Civil engineering technicians provide technical support to civil engineers who design, build and manage construction projects. They use scientific principles to solve many of the problems they encounter.
Civil engineering can be grouped under the following headings:
Construction - buildings, sports stadiums, shopping malls, factories.
Transportation - railways, roads, bridges, tunnels.
Power - power stations, hydroelectric schemes, dams, oil rigs and pipelines.
Hydraulics - the movement of water or oil from one area to another.
Maritime - the construction and development of docks, dams and harbours.
Public health - waste disposal, water supply, sewage treatment and disposal.
A technician's work could involve the following:
Working hours vary. Technicians working in design or for local government may work 37 hours a week, from Monday to Friday. On site, they may work shifts, nights and weekends. Some jobs can involve being on 24 hour call to deal with any problems that arise.
Most civil engineering technicians work in offices and on construction sites. Design technicians work in design studios and offices, but also make site visits.
They may work outside in all weathers, and some work at heights. Technicians working on site have to wear safety clothing including boots and safety helmets.
The starting salary for a civil engineering technician is around £14,000 a year.
There is a wide range of opportunities throughout the UK for technicians in civil engineering.
Consulting firms - specialising in certain types of project, such as roads, power stations or docks and harbours.
Contractors - involved in all types of construction projects, or specialising in either building or civil engineering.
The public sector - local authorities and government departments.
Gas and electricity supply companies - involved in designing storage, generating and distribution systems.
Transport authorities - constructing railway lines and stations, and planning the services.
There are also opportunities to work overseas. Technicians are employed by foreign governments or international oil and mining companies.
Job vacancies are advertised in the Building Services Journal.
The recommended entry route is to train through an Apprenticeship with a company or employer.
Apprenticeships and Advanced Apprenticeships provide structured training with an employer. As an apprentice you must be paid at least £95 per week; you may well be paid more. A recent survey found that the average wage for apprentices was £170 a week. Your pay will depend on the sector in which you work, your age, the area where you live and the stage at which you have arrived in the Apprenticeship.
Entry to Employment (e2e) can help to prepare those who are not yet ready for an Apprenticeship. In addition, Young Apprenticeships may be available for 14- to 16-year-olds. More information is available from a Connexions personal adviser or at www.apprenticeships.org.uk.
There are different arrangements for Apprenticeships in Scotland, Wales and Northern Ireland.
Most apprentices start at 16 to 18 years, but there is no age limit. Entry requirements are four GCSE's/S grades (A-C/1-3), including maths, English and science or technology, or equivalent qualifications.
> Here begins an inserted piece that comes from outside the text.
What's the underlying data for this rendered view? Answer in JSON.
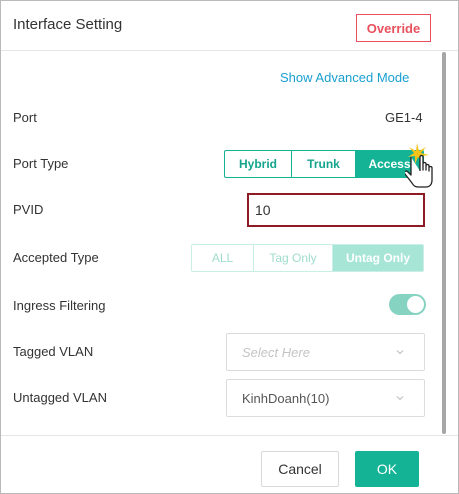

Entrants should check which employers offer technician apprenticeships, as some apprenticeships lead to craft-level jobs.
It is also possible to start as a trainee technician after a full-time course at college, or directly from school with good GCSE's/S grades in English, maths and science.
Suitable full-time courses include BTEC national certificates or diplomas, or SQA national certificate group awards in engineering. Applicants need four GCSE's/S grades (A-C/1-3), including maths and science or technology.
During an Apprenticeship, the theoretical aspects of the work may be covered by day or block release study at a local college. In addition to workplace assessments, this leads to at least NVQ/SVQ Level 3. Apprentices may also study for a BTEC national certificate or diploma, an SQA national certificate group award, or a City & Guilds certificate.
Apprentices start with initial training in basic engineering skills at a training centre, and then go on to spend time helping in a number of departments involved in work such as estimating, production planning and quality control.
Oil Drilling Roustabouts and Roughnecks work as part of a small team on offshore oil or gas drilling rigs or production platforms. Roustabouts do unskilled manual labouring jobs on rigs and platforms, and Roughneck is a promotion from roustabout.
Roustabouts do basic tasks to help keep the rig and platform working efficiently and Roughnecks do practical tasks involved in the drilling operation, under the supervision of the driller.
Civil engineering technicians should:
Technicians aim to gain the qualification EngTech. To achieve this they must register formally with Engineering Council UK (ECUK) as an engineering technician. This requires an appropriate qualification such as an NVQ/SVQ Level 3, BTEC national certificate or diploma, or an SQA national certificate group award.
There are good opportunities for progression in engineering. Entrants can work their way up from apprentice to chartered engineer.
The Chartered Institution of Building Services Engineers (CIBSE),
222 Balham High Road, Balham, London SW12 9BS
Tel: 020 8675 5211
Engineering Council UK (ECUK), 246 High Holborn, London, WC1V 7EX
Tel: 020 3206 0500
The Institution of Civil Engineers (ICE),
1 Great George Street, Westminster, London SW1P 3AA
Tel: 020 7222 7722
The Institution of Structural Engineers (IStructE),
11 Upper Belgrave Street, London SW1X 8BH
Tel: 020 7222 7722
Additional resources for job seekers and those already in a job.